The task: In this material, which lines include the string "phiếu"? Show them.

---- Data to use

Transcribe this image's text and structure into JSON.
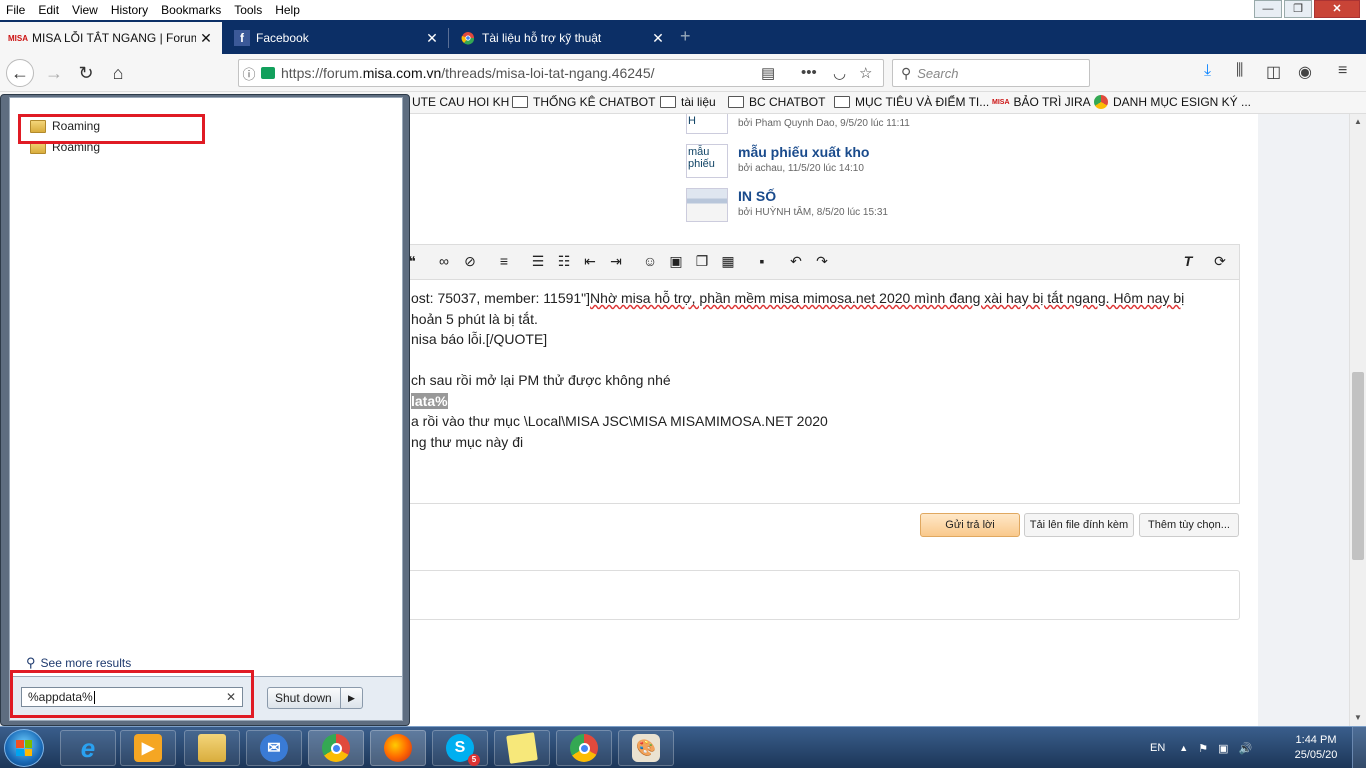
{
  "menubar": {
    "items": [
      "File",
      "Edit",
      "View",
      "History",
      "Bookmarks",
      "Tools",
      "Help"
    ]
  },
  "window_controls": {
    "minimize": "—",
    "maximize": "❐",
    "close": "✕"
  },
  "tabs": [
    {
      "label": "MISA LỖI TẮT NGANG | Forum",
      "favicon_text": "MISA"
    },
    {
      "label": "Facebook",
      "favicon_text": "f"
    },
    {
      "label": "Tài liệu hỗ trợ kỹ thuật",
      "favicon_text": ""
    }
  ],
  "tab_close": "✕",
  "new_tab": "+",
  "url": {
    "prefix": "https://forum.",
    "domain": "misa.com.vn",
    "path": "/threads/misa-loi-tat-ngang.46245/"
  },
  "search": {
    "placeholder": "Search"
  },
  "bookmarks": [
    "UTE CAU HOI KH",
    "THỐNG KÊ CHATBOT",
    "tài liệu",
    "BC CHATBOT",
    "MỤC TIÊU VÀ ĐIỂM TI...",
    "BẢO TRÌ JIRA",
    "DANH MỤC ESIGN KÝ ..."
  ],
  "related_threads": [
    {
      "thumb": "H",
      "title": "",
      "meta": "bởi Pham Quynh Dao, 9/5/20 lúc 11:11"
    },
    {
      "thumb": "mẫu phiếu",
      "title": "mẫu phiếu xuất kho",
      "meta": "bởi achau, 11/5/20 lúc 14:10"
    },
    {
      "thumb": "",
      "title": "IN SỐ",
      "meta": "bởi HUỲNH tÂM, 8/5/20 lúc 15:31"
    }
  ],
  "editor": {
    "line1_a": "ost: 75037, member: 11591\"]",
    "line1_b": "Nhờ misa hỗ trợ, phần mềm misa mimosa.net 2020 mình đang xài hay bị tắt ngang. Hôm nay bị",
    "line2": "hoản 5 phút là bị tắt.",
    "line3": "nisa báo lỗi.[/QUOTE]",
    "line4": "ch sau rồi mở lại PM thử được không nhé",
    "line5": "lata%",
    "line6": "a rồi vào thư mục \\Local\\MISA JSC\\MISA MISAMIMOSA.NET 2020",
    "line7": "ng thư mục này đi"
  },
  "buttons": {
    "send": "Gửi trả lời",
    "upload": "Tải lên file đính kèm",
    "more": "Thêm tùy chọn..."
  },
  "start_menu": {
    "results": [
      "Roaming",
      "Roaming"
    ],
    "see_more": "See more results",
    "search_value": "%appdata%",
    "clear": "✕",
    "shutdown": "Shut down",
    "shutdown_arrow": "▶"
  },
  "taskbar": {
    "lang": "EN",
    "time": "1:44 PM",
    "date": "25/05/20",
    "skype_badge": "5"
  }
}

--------

Problem solution:
      "thumb": "mẫu phiếu",
      "title": "mẫu phiếu xuất kho",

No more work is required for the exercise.